Task description: For every line in the entries that contains "Template", show the whole line.

Component data from apps and pages:
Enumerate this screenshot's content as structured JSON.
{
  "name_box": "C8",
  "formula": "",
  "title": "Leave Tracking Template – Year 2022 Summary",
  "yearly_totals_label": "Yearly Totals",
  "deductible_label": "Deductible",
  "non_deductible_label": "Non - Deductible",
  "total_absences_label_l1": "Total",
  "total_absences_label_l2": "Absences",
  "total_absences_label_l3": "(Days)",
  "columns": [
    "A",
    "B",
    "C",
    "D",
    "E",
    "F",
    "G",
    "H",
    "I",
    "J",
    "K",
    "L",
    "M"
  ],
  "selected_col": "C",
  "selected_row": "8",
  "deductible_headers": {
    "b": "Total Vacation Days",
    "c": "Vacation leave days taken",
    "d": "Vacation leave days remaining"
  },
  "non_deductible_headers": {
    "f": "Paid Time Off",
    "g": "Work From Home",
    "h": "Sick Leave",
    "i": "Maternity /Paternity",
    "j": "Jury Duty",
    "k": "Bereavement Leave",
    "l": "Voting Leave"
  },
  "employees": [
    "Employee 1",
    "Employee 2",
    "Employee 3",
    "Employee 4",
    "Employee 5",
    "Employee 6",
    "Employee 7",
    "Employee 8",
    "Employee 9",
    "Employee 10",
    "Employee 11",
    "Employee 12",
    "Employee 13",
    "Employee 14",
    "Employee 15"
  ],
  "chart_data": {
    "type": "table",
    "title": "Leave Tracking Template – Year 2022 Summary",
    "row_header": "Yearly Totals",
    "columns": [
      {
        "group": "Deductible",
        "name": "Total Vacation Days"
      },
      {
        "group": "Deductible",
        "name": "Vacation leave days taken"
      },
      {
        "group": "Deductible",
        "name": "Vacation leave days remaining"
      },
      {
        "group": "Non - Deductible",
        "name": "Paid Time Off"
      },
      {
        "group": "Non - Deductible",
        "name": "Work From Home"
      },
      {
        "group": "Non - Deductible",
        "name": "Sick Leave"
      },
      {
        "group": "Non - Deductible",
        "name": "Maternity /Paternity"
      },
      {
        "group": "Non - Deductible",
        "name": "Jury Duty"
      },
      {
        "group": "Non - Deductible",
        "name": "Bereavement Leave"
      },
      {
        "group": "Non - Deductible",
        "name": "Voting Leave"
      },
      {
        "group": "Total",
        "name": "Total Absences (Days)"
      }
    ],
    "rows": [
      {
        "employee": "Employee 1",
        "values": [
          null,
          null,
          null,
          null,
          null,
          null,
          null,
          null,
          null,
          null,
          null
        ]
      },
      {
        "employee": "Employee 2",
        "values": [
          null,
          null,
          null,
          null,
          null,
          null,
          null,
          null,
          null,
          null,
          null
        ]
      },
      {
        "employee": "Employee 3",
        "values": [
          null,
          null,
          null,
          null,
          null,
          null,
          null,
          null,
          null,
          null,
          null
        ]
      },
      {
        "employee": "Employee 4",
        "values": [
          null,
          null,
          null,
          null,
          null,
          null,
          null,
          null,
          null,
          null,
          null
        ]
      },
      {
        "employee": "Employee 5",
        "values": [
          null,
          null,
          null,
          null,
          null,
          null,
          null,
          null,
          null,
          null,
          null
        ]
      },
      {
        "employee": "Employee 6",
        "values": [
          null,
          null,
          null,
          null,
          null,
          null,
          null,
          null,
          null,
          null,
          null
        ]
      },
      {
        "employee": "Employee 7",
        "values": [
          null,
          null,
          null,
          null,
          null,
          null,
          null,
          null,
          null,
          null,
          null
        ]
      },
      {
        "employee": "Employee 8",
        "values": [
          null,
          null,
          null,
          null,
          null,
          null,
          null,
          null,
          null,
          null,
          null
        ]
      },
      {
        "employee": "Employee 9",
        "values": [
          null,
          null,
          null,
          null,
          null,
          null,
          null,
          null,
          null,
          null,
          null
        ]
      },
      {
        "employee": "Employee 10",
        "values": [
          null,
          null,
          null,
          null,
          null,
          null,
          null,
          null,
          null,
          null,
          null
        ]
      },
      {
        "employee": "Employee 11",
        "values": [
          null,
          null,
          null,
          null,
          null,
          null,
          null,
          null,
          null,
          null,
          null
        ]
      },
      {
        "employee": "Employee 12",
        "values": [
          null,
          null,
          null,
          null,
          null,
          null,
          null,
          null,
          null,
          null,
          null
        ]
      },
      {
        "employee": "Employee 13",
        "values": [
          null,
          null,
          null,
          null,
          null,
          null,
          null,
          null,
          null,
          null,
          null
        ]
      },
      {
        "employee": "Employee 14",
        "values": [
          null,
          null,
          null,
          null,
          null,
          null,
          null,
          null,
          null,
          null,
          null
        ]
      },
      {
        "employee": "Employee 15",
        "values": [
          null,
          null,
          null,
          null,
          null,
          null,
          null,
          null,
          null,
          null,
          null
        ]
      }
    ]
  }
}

Answer to this exercise:
  "title": "Leave Tracking Template – Year 2022 Summary",
    "title": "Leave Tracking Template – Year 2022 Summary",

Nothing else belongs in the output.